This has resulted in many cases across the United States and Europe where those accused of distributing or assisting in the distribution of copyrighted content face the possibility of custodial sentences. Over in Sweden, prosecutors have homed in on one historical case in order to see where the boundaries lie.
Originally launched as Swepirate, ‘Biosalongen‘ (Screening Room) was shut down by local authorities in early 2013. A 50-year-old man said to have been the main administrator of the private tracker was arrested and charged with sharing at least 125 TV shows and movies via the site, including Rocky, Alien and Star Trek.
After the man initially pleaded not guilty, the case went to trial and a subsequent appeal. In the summer of 2015 the Court of Appeal in Gothenburg sentenced him to eight months in prison for copyright infringement offenses.

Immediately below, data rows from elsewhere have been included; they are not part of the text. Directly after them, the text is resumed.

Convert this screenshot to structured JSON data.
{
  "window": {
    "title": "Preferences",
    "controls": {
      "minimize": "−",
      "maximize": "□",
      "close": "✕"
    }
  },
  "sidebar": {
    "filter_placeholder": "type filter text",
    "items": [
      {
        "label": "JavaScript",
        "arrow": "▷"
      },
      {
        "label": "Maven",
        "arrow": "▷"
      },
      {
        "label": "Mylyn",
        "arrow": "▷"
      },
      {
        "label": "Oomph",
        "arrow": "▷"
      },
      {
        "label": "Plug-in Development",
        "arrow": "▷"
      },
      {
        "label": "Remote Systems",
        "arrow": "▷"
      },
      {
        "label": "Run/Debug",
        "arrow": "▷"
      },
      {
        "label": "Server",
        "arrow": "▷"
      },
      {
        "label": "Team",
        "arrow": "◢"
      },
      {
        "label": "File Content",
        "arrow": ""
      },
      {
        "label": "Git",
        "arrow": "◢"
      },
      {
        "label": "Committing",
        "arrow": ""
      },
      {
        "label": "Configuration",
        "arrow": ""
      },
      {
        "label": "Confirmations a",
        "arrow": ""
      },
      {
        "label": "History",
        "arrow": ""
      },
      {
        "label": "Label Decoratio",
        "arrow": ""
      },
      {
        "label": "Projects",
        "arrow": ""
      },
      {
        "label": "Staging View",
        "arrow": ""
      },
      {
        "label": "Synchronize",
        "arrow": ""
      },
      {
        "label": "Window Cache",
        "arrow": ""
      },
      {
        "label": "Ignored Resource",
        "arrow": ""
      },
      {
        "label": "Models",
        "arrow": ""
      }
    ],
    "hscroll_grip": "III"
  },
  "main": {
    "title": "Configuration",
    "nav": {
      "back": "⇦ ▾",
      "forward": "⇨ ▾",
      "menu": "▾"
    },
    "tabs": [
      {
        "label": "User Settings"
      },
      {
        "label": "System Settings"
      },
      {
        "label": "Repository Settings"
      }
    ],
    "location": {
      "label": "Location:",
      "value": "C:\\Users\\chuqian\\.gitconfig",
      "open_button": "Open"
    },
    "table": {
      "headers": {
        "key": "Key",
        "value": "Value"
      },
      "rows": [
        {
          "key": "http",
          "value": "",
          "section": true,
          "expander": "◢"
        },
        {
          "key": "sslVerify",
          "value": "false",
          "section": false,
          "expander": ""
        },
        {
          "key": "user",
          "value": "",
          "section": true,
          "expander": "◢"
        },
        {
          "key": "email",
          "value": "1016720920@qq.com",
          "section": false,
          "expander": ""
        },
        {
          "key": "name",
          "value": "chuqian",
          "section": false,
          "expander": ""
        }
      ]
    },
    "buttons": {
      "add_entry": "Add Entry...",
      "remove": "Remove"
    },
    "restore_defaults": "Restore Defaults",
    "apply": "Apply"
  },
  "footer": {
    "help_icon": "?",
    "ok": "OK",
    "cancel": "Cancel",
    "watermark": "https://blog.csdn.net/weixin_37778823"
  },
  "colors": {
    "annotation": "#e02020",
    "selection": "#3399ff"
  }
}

The former administrator, referenced in court papers as ‘BH’, felt that the punishment was too harsh, filing a claim with the Supreme Court in an effort to have the sentence dismissed.
Prosecutor My Hedström also wanted the Supreme Court to hear the case, seeking clarity on sentencing for these kinds of offenses. Are fines and suspended sentences appropriate or is imprisonment the way to deal with pirates, as most copyright holders demand?

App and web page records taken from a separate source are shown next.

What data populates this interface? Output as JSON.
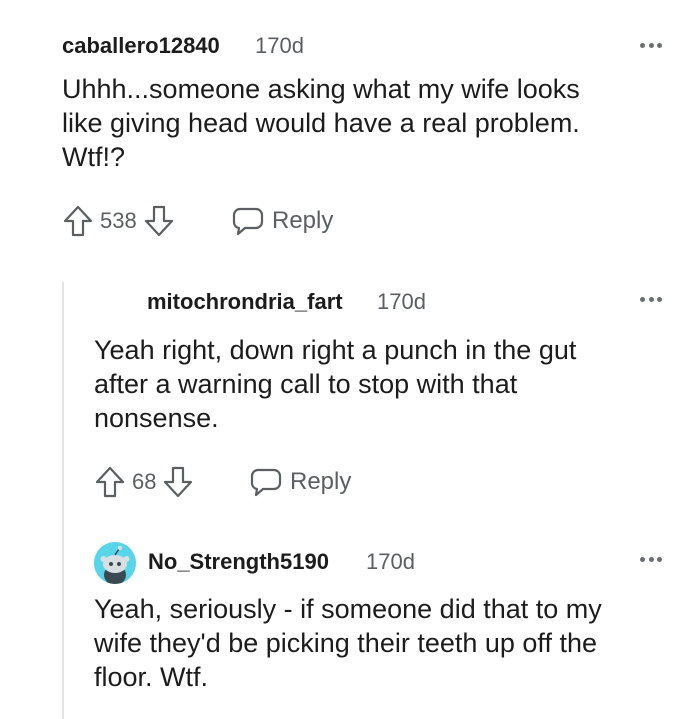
{
  "comments": [
    {
      "username": "caballero12840",
      "timestamp": "170d",
      "body": [
        "Uhhh...someone asking what my wife looks",
        "like giving head would have a real problem.",
        "Wtf!?"
      ],
      "votes": "538",
      "reply_label": "Reply"
    },
    {
      "username": "mitochrondria_fart",
      "timestamp": "170d",
      "body": [
        "Yeah right, down right a punch in the gut",
        "after a warning call to stop with that",
        "nonsense."
      ],
      "votes": "68",
      "reply_label": "Reply"
    },
    {
      "username": "No_Strength5190",
      "timestamp": "170d",
      "body": [
        "Yeah, seriously - if someone did that to my",
        "wife they'd be picking their teeth up off the",
        "floor. Wtf."
      ]
    }
  ],
  "icons": {
    "upvote": "upvote-arrow-icon",
    "downvote": "downvote-arrow-icon",
    "reply": "speech-bubble-icon",
    "more": "more-options-icon",
    "avatar": "snoo-avatar-icon"
  },
  "colors": {
    "text": "#1c1c1c",
    "meta": "#5b5f62",
    "avatar_bg": "#59d5ea",
    "thread_line": "#e3e5e7"
  }
}
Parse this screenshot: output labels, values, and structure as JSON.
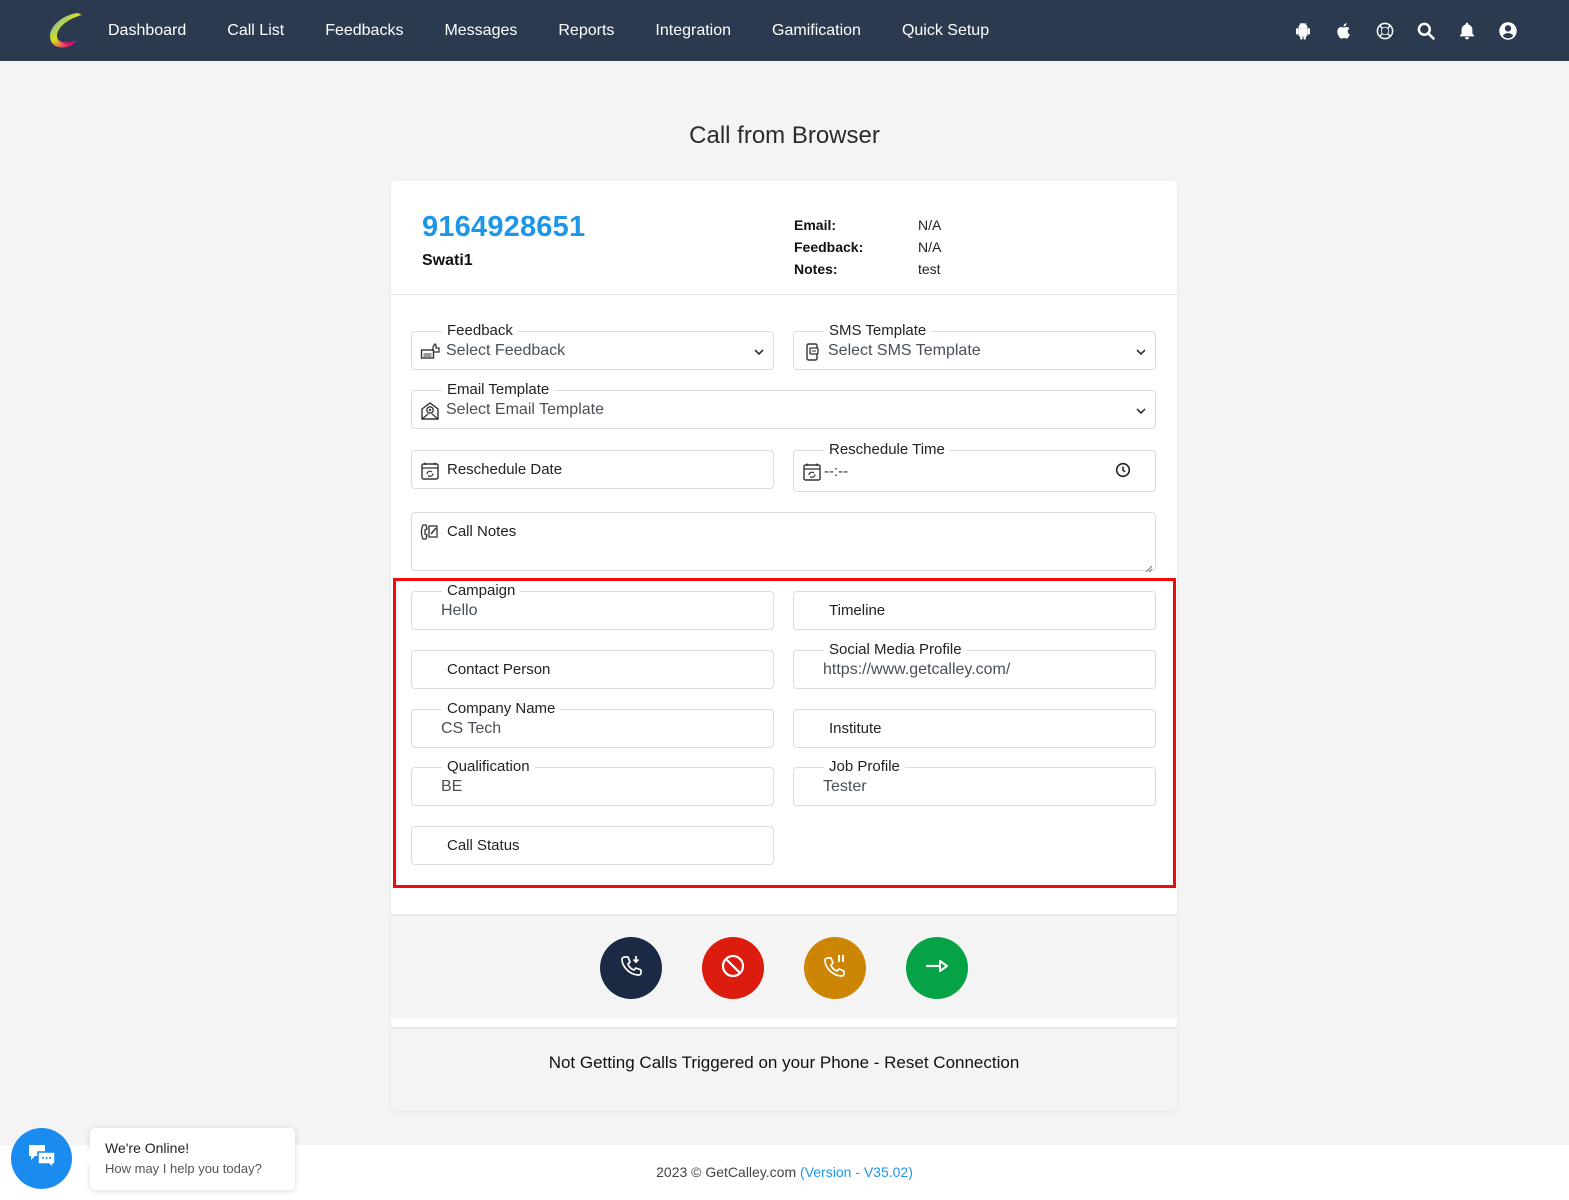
{
  "nav": {
    "logo_alt": "GetCalley logo",
    "links": [
      "Dashboard",
      "Call List",
      "Feedbacks",
      "Messages",
      "Reports",
      "Integration",
      "Gamification",
      "Quick Setup"
    ],
    "icons": [
      "android-icon",
      "apple-icon",
      "help-lifebuoy-icon",
      "search-icon",
      "bell-icon",
      "user-account-icon"
    ]
  },
  "page": {
    "title": "Call from Browser"
  },
  "contact": {
    "phone": "9164928651",
    "name": "Swati1",
    "info": [
      {
        "label": "Email:",
        "value": "N/A"
      },
      {
        "label": "Feedback:",
        "value": "N/A"
      },
      {
        "label": "Notes:",
        "value": "test"
      }
    ]
  },
  "form": {
    "feedback": {
      "legend": "Feedback",
      "value": "Select Feedback"
    },
    "sms_template": {
      "legend": "SMS Template",
      "value": "Select SMS Template"
    },
    "email_template": {
      "legend": "Email Template",
      "value": "Select Email Template"
    },
    "reschedule_date": {
      "placeholder": "Reschedule Date"
    },
    "reschedule_time": {
      "legend": "Reschedule Time",
      "value": "--:--"
    },
    "call_notes": {
      "placeholder": "Call Notes"
    }
  },
  "custom_fields": [
    {
      "label": "Campaign",
      "value": "Hello"
    },
    {
      "label": "Timeline",
      "value": ""
    },
    {
      "label": "Contact Person",
      "value": ""
    },
    {
      "label": "Social Media Profile",
      "value": "https://www.getcalley.com/"
    },
    {
      "label": "Company Name",
      "value": "CS Tech"
    },
    {
      "label": "Institute",
      "value": ""
    },
    {
      "label": "Qualification",
      "value": "BE"
    },
    {
      "label": "Job Profile",
      "value": "Tester"
    },
    {
      "label": "Call Status",
      "value": ""
    }
  ],
  "actions": [
    {
      "name": "call-button",
      "icon": "phone-incoming-icon",
      "color": "#1b2a42"
    },
    {
      "name": "end-call-button",
      "icon": "ban-icon",
      "color": "#dc1c0e"
    },
    {
      "name": "hold-call-button",
      "icon": "phone-pause-icon",
      "color": "#cc8505"
    },
    {
      "name": "next-call-button",
      "icon": "arrow-right-icon",
      "color": "#06a246"
    }
  ],
  "reset": {
    "text": "Not Getting Calls Triggered on your Phone - Reset Connection"
  },
  "footer": {
    "copyright": "2023 © GetCalley.com ",
    "version": "(Version - V35.02)"
  },
  "chat": {
    "title": "We're Online!",
    "subtitle": "How may I help you today?"
  },
  "colors": {
    "navbar": "#2b3a4f",
    "accent": "#1e96e8",
    "highlight": "#ee0b0b"
  }
}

The Supreme Court has now handed down its decision, upholding an earlier ruling of probation and clarifying that copyright infringement is not an offense where a custodial sentence should be presumed.
“Whether a crime should be punished by imprisonment is generally determined based on its penal value,” a summary from International Law Office reads.
“If the penal value is less than one year, imprisonment should be a last resort. However, certain crimes are considered of such a nature that the penalty should be a prison sentence based on general preventive grounds, even if the penal value is less than one year.”
In the Swepirate/Biosalongen/Screening Room case, the Court of Appeal found that BH’s copyright infringement had a penal value of six months, so there was no presumption for a custodial sentence based on the penal value alone.
Furthermore, the Supreme Court found that there are no legislative indications that copyright infringement should be penalized via a term of imprisonment. In reaching this decision the Court referenced a previous trademark case, noting that trademark
infringement and copyright infringement are similar offenses.
In the trademark case, it was found that there should be no presumption of imprisonment. The Court found that since it is a closely related crime, copyright infringement offenses should be treated in the same manner.
According to an analysis of the ruling by Henrik Wistam and Siri Alvsing at the Lindahl lawfirm, the decision by the Supreme Court represents a change from previous case law concerning penalties for illegal file-sharing.
The pair highlight the now-infamous case of The Pirate Bay, where three defendants – Peter Sunde, Fredrik Neij and Carl Lundström – were sentenced to prison terms of eight, ten and four months respectively.
“In 2010 the Svea Court of Appeal concluded that the penalty for such crimes should be imprisonment. The Supreme Court did not grant leave to appeal,” they note.
“The Supreme Court has now aligned the view on the severity of IP infringements. This is a welcome development, although rights holders may have benefited from a stricter view and a development in the opposite direction.
The full ruling is available here (pdf, Swedish)